The market for Sharia-compliant pension funds may be as much as US$190 billion.
Demand for Sharia pension funds set to soar
Global demand for Sharia-compliant pension funds could be as high as US$190 billion, a new report says.
Islamic banking customers in countries such as the UAE and Saudi Arabia are increasingly turning their attention to their retirement plans, the report from EY’s Global Islamic Banking Center said.
Much of this capital is currently parked in conventional pension plans due to a lack of viable options. However, the growth and development in recent years of Sharia-compliant capital markets presents a new opportunity for pension funds, said Ashar Nazim, a global Islamic banking partner at EY.
“With the maturity of the sukuk market and Sharia-compliant equity indexes, as well as technology available to screen conventional indexes to carve out Islamic sub-indexes, there appears to be sufficient assets available for many … pension funds to take the first step towards Sharia-compliant propositions,” he said.
The level of outstanding global sukuk stood at $275.2bn at the end of August, according to figures from Malaysia’s finance ministry.
Sukuk issuance is expected to exceed $100bn this year, Standard & Poor’s said.

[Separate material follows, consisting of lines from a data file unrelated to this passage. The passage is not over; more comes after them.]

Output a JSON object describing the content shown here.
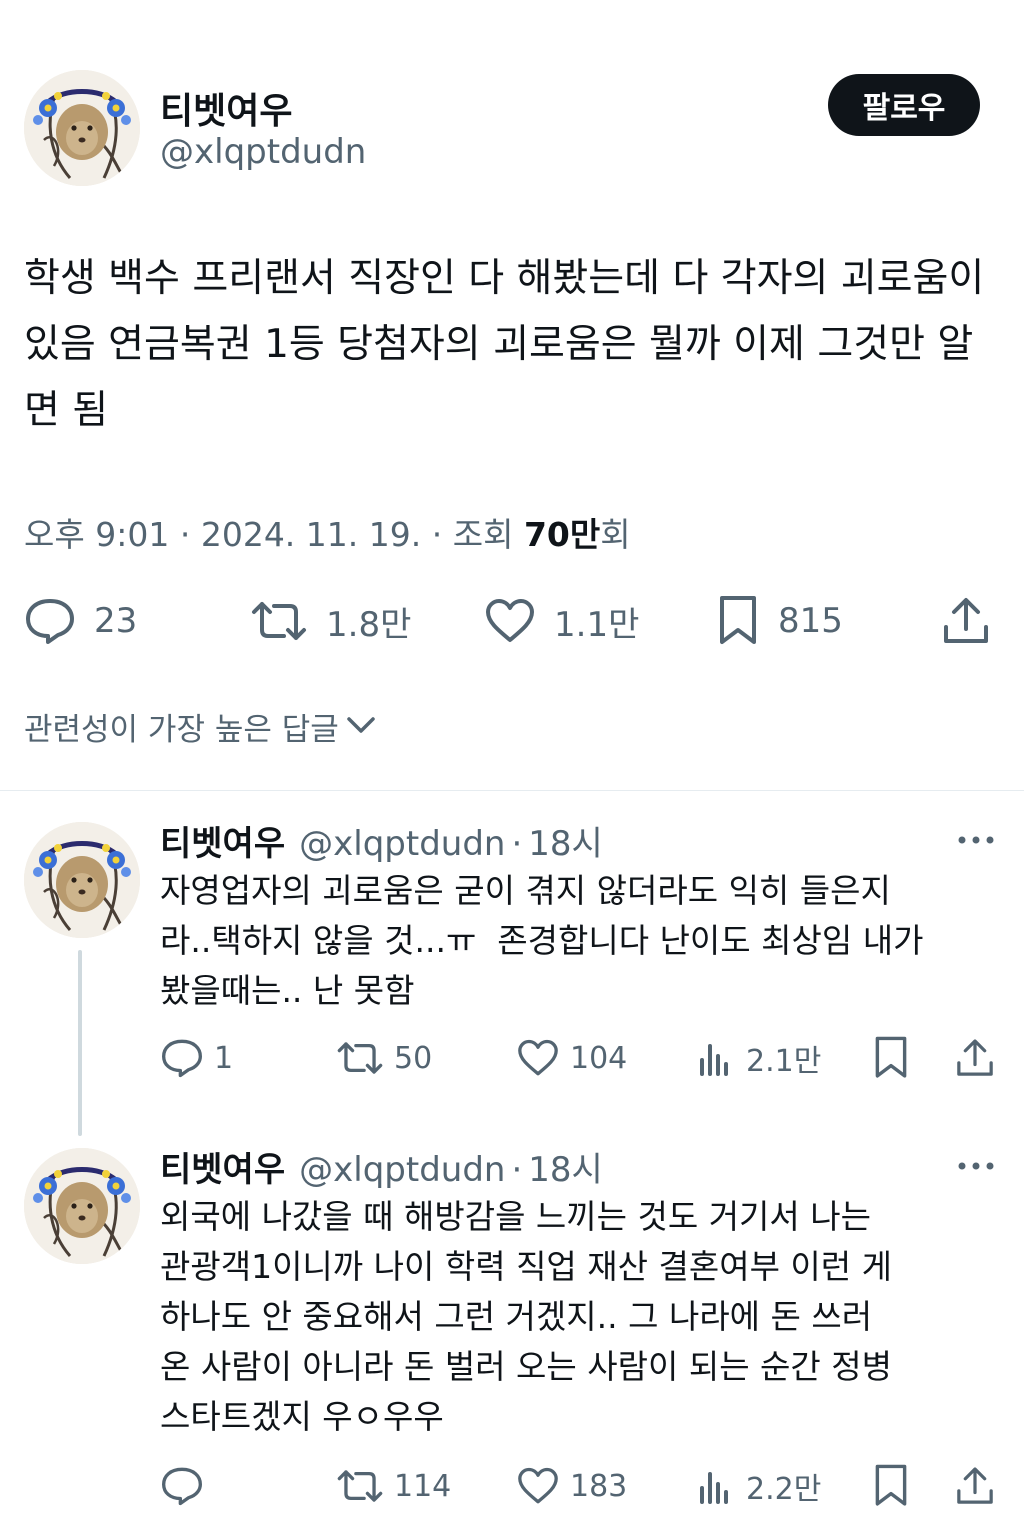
{
  "tweet": {
    "author": {
      "display_name": "티벳여우",
      "handle": "@xlqptdudn"
    },
    "follow_label": "팔로우",
    "text": "학생 백수 프리랜서 직장인 다 해봤는데 다 각자의 괴로움이 있음 연금복권 1등 당첨자의 괴로움은 뭘까 이제 그것만 알면 됨",
    "meta": {
      "time": "오후 9:01",
      "date": "2024. 11. 19.",
      "views_prefix": "· 조회",
      "views_count": "70만",
      "views_suffix": "회",
      "sep": "·"
    },
    "stats": {
      "replies": "23",
      "retweets": "1.8만",
      "likes": "1.1만",
      "bookmarks": "815"
    }
  },
  "sort_label": "관련성이 가장 높은 답글",
  "replies": [
    {
      "display_name": "티벳여우",
      "handle": "@xlqptdudn",
      "sep": "·",
      "time": "18시",
      "text": "자영업자의 괴로움은 굳이 겪지 않더라도 익히 들은지\n라..택하지 않을 것...ㅠ  존경합니다 난이도 최상임 내가\n봤을때는.. 난 못함",
      "stats": {
        "replies": "1",
        "retweets": "50",
        "likes": "104",
        "views": "2.1만"
      }
    },
    {
      "display_name": "티벳여우",
      "handle": "@xlqptdudn",
      "sep": "·",
      "time": "18시",
      "text": "외국에 나갔을 때 해방감을 느끼는 것도 거기서 나는\n관광객1이니까 나이 학력 직업 재산 결혼여부 이런 게\n하나도 안 중요해서 그런 거겠지.. 그 나라에 돈 쓰러\n온 사람이 아니라 돈 벌러 오는 사람이 되는 순간 정병\n스타트겠지 우ㅇ우우",
      "stats": {
        "replies": "",
        "retweets": "114",
        "likes": "183",
        "views": "2.2만"
      }
    }
  ],
  "colors": {
    "text": "#0f1419",
    "secondary": "#536471",
    "divider": "#e6ecf0",
    "thread": "#cfd9de",
    "button": "#0f1419"
  },
  "icons": [
    "reply-icon",
    "retweet-icon",
    "like-icon",
    "bookmark-icon",
    "share-icon",
    "views-icon",
    "chevron-down-icon",
    "more-icon"
  ]
}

Demand for such Sharia-compliant retirement offerings was particularly high in fast-growing emerging markets, including the UAE, Malaysia and Saudi Arabia, said EY.
“There is a clear preference by individuals in these markets to manage their financial affairs in a Sharia-compliant manner. This segment represents anywhere between 10 and 70 per cent of the overall market,” said Mr Nazim.
Such demand provided opportunities for financial institutions to diversify products and strengthen fee income, he added.
However, the relatively small size of the global Sharia-compliant asset management industry means that the growth of Sharia retirement funds was likely to be “a gradual evolution,” said EY.
The most practical way to offer such plans was to partially transform existing pension funds, carving out Sharia-compliant tranches, rather than starting from scratch.
“This carving out further involves the valuation of pension funds’ assets as of the date of transformation, which in turn may have legal, financial and tax implications,” said Mr Nazim.
Key considerations for fund managers considering Sharia-compliant offerings include whether to allow existing members to transfer their existing balance to a new Islamic offering, or to only allow future contributions to be added to the offering, according to EY.